During our 2019 SUDC Family Retreat, we decided to take that peer connectiveness to an in-person level. Supporter of the Foundation and father of Vivienne, Wade Burgess, stepped up to help plan our first ever in-person dads gathering. Wanting to expand on the connections made during the first retreat, Wade suggested a more personalized way for dads to come together. “Too often it is easy to stay within your shell when standing next to your family or looking after your kids,” Wade said. “But I think, within our community especially, people do really want to connect with each other in a more meaningful way.” Over a dozen dads joined together for drinks and games to relax, reminisce, and find joy. Wade recalls the evening being full of laughs and smiles, a few occasional tears, and sharing stories about their kids. “It was great to spend quality time with other wonderful people who ‘get it’,” Wade added. The dads night at the annual family retreat is now a staple event.
We’ve since expanded our dads support in other ways as well. We now send a book specific to grief in fatherhood in the package that we send to our newly-registered families. Working together with Kevin Farley at the Grieving Dads Project, we’ve sent over 100 copies of “Grieving Dads: To the Brink and Back,” to fathers across the world.
In Spring 2020, we expanded our online support to include a monthly virtual support meeting just for dads. Since it began, the Virtual Dads Hour has continued to grow and connect dads after the loss of a child. During a recent dad’s virtual support meeting, one of the fathers was wearing a U.S. Marines shirt. During introductions, another father said, “I see your shirt, Semper Fi brother,” and briefly mentioned his own service time. As we continued around the group, more dads mentioned their service in the military – another Marine, a soldier, a sailor, an airman. These men were not only able to connect as fathers, but also on their identity as service members. They were able to connect on how these experiences of love, loss, and trauma have intersected in their lives in a unique way that many cannot understand.

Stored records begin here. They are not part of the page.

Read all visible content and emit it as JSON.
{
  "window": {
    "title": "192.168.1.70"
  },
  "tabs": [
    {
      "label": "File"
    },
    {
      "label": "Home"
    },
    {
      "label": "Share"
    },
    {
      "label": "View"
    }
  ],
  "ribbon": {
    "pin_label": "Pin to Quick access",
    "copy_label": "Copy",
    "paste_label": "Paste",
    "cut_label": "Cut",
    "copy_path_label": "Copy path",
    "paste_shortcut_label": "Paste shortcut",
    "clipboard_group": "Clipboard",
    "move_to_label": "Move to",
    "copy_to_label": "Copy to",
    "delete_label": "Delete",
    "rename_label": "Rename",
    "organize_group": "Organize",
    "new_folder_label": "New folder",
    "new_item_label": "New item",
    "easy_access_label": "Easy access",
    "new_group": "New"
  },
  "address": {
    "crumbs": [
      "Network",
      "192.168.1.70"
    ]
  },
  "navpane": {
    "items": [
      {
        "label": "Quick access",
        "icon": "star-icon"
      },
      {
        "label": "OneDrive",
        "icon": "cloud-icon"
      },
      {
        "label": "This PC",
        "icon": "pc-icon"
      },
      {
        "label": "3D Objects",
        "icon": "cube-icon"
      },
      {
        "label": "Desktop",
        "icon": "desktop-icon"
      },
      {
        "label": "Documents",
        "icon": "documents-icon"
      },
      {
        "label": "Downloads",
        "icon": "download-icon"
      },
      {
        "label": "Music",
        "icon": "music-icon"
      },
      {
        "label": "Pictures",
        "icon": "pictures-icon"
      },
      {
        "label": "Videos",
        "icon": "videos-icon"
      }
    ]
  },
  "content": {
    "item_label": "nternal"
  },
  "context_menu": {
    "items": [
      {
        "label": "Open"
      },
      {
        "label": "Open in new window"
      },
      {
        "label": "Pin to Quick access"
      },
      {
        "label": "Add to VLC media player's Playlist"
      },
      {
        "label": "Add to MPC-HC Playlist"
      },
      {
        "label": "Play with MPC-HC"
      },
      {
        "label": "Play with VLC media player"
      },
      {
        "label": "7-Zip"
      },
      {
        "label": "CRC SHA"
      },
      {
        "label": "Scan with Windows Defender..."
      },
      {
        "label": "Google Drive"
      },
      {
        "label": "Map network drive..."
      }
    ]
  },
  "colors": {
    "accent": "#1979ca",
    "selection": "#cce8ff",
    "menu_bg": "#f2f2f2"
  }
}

Our virtual meetings have not only become a place to come together and share grief, but where members leave as friends that they talk to regularly outside of the meetings as well. “Thank you for calling me on my daughters’ birthday” or “I appreciate the text the other day” are common things I hear before the start of meetings. And “I sent my email or phone number in the chat,” and “You’ve got six new brothers now,” is a typical ending.
The relationships created through our programs for dads continue to grow to meet the needs of our members. We are grateful to the dads who led the way in helping us find ways to expand our services and reach dads grieving alone and in need of support. We are grateful to the 20 of SUDC Dads that serve as SUDC Ambassadors to further awareness and advocate for SUDC.We are committed to continue improving our services to meet the needs of bereaved dads as we continue to connect families around the globe. To learn more about our family services for those who have lost a child to an unexpected or unexplained death, please visit: http://sudc.org/services-for-bereaved-families/
Amanda Brindle, LSW
Family Services Coordinator
Grief and Bereavement in Fathers After the Death of a Child: A Systematic Review Michael J. McNeil, Justin N. Baker, Ian Snyder, Abby R. Rosenberg, Erica C. Kaye Pediatrics Apr 2021, 147 (4) e2020040386; DOI: 10.1542/peds.2020-040386